On Csepel Island, the talk is more of unemployment and inflation than of ideology. The broad, flat island in the Danube has been Budapest’s factory quarter since the nineteenth century, when the foundries and armaments plants of Manfred Weiss began to grow there to supply the Austro-Hungarian armies. Now Csepel has refineries, docks, and steel and machinery complexes. But the horses and wagons, one-story cottages, and broad farmlands still give it the character of an overgrown Austrian village.

Class consciousness grew with industrialization, the official Csepel history says, and the workers on the island were in the forefront of the fight for Bela Kun’s short-lived Soviet Hungary in 1919, and for the Communist regime of Matyas Rakosi after World War II. This same view of the rights and wrongs of society led them to fight against Rakosi and Sovietism in 1956. For weeks after the failure of the revolution, Csepel’s workers’ councils held out with general strikes and protests, until arrests crippled their leadership. Now the workers" councils are an embarrassing but safely remote item of recent Hungarian history.

There seems to be no intention of reviving them under NEM. Plans call for more trade-union participation in factory affairs, but the new labor code consigns the unions to their traditional tame role of enforcing contracts they have had little part in making.

In the Rakoczi Restaurant on Cscpel’s main street, a young Communist engineer outlined the problems the reforms will bring in his plant. “The Hungarian worker considers the factory his club,” he said. “Too many of our workers use the plant to catch up on football results and gossip from the papers, to get cheap subsidized meals, and do as little work as possible.” Under NEM, the “clubs” are being disbanded. With bonuses depending on production efficiency, managers are beginning to break the unwritten rule that has governed Hungarian labor relations for twenty-two years: since you’re not getting paid very much, you don’t have to work very hard.

NEM will mean layoffs and unemployment as padded labor forces are cut in the name of efficiency. After decades of propaganda about jobless workers in the West, officials are understandably reluctant to use the same vocabulary. Former Premier Andras Hegedus put it this way: “Uneconomic activities will not be able to continue. Manpower will be released, and between industrial branches and enterprises, the movement of manpower will increase.”

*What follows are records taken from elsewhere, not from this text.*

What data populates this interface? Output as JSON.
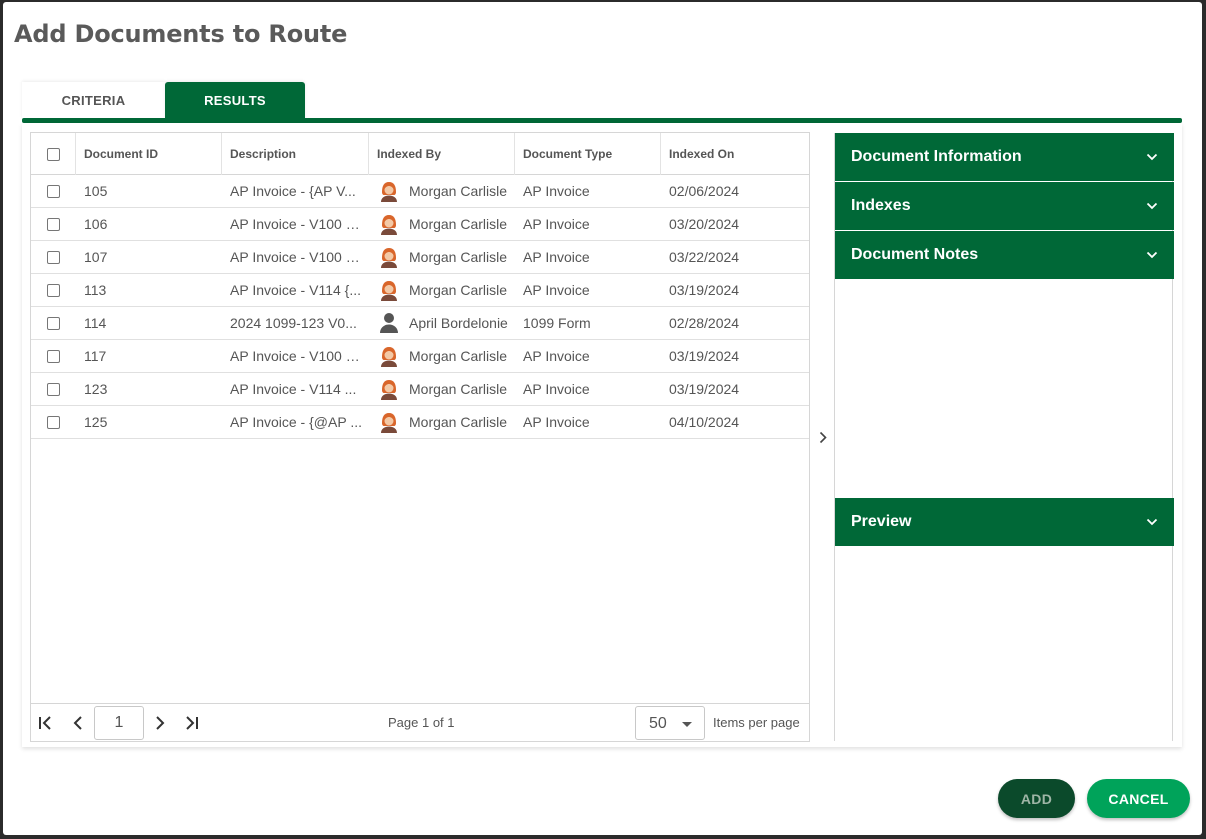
{
  "dialog": {
    "title": "Add Documents to Route"
  },
  "tabs": [
    {
      "label": "CRITERIA"
    },
    {
      "label": "RESULTS"
    }
  ],
  "grid": {
    "columns": [
      "Document ID",
      "Description",
      "Indexed By",
      "Document Type",
      "Indexed On"
    ],
    "rows": [
      {
        "id": "105",
        "description": "AP Invoice - {AP V...",
        "indexed_by": "Morgan Carlisle",
        "avatar": "female-avatar-icon",
        "type": "AP Invoice",
        "indexed_on": "02/06/2024"
      },
      {
        "id": "106",
        "description": "AP Invoice - V100 {...",
        "indexed_by": "Morgan Carlisle",
        "avatar": "female-avatar-icon",
        "type": "AP Invoice",
        "indexed_on": "03/20/2024"
      },
      {
        "id": "107",
        "description": "AP Invoice - V100 {...",
        "indexed_by": "Morgan Carlisle",
        "avatar": "female-avatar-icon",
        "type": "AP Invoice",
        "indexed_on": "03/22/2024"
      },
      {
        "id": "113",
        "description": "AP Invoice - V114 {...",
        "indexed_by": "Morgan Carlisle",
        "avatar": "female-avatar-icon",
        "type": "AP Invoice",
        "indexed_on": "03/19/2024"
      },
      {
        "id": "114",
        "description": "2024 1099-123 V0...",
        "indexed_by": "April Bordelonie",
        "avatar": "generic-user-icon",
        "type": "1099 Form",
        "indexed_on": "02/28/2024"
      },
      {
        "id": "117",
        "description": "AP Invoice - V100 {...",
        "indexed_by": "Morgan Carlisle",
        "avatar": "female-avatar-icon",
        "type": "AP Invoice",
        "indexed_on": "03/19/2024"
      },
      {
        "id": "123",
        "description": "AP Invoice - V114 ...",
        "indexed_by": "Morgan Carlisle",
        "avatar": "female-avatar-icon",
        "type": "AP Invoice",
        "indexed_on": "03/19/2024"
      },
      {
        "id": "125",
        "description": "AP Invoice - {@AP ...",
        "indexed_by": "Morgan Carlisle",
        "avatar": "female-avatar-icon",
        "type": "AP Invoice",
        "indexed_on": "04/10/2024"
      }
    ]
  },
  "pager": {
    "current_page": "1",
    "page_info": "Page 1 of 1",
    "items_per_page": "50",
    "items_per_page_label": "Items per page"
  },
  "side_panel": {
    "sections": [
      "Document Information",
      "Indexes",
      "Document Notes"
    ],
    "preview_label": "Preview"
  },
  "actions": {
    "add_label": "ADD",
    "cancel_label": "CANCEL"
  },
  "colors": {
    "primary_green": "#006837",
    "cancel_green": "#00a35a",
    "add_dark_green": "#0b4a2b"
  }
}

Two methods have been introduced to cushion die unemployment. One is to pay new mothers a 600forint-a-month allowance to stay home for two years after their babies are born. This is designed to take women off the job market and save state nursery costs as it increases the birthrate. It is too soon to tell if it will work. The other is to emulate the “guest worker" system used in the Common Market countries to get labor from Italy, Spain, Turkey, and Greece.


NEM has not brought capitalism back to Hungary and will not do so. As long as the intertwining lines of Party and state participation remain dominant, profits will go to the state or its employees, and private ownership will be restricted, as it is now, to a few small shops and services. But the economic reforms raise a question far more important for Eastern Europe than the question of private ownership. That is the influence they will have in hastening erosion of political control that started in 1956 with destalinization.

Stalinism was condemned and dismantled not because it was immoral but because it was inefficient. In Hungary, the Soviet Union, and every other country in the bloc, the leadership had to face up to the fact that the police state and centralism were antiquated methods for running a modern industrial society. The economic reforms are a logical extension of this first, tentative political liberalization. They, in turn, will lead to further political freedoms.

“How is a factory manager in the provinces going to be able to exercise his new autonomy if the political control from Budapest remains?" the Csepel engineer asked. “All our lives we have been taught that the economic base determines the political superstructure. Both spheres will have to decentralize.”

Donald R. Shanor


Michael Junetway is anATLANTICeditor Mario Rossi covers the United Nalions for theCHIUSTIVN SCIENCE MONITOR.George A. Ranney ,Jr., is a lawyer in Chicago. Donald R. Shanor is the ChicagoDAILY News’sBonn correspondent.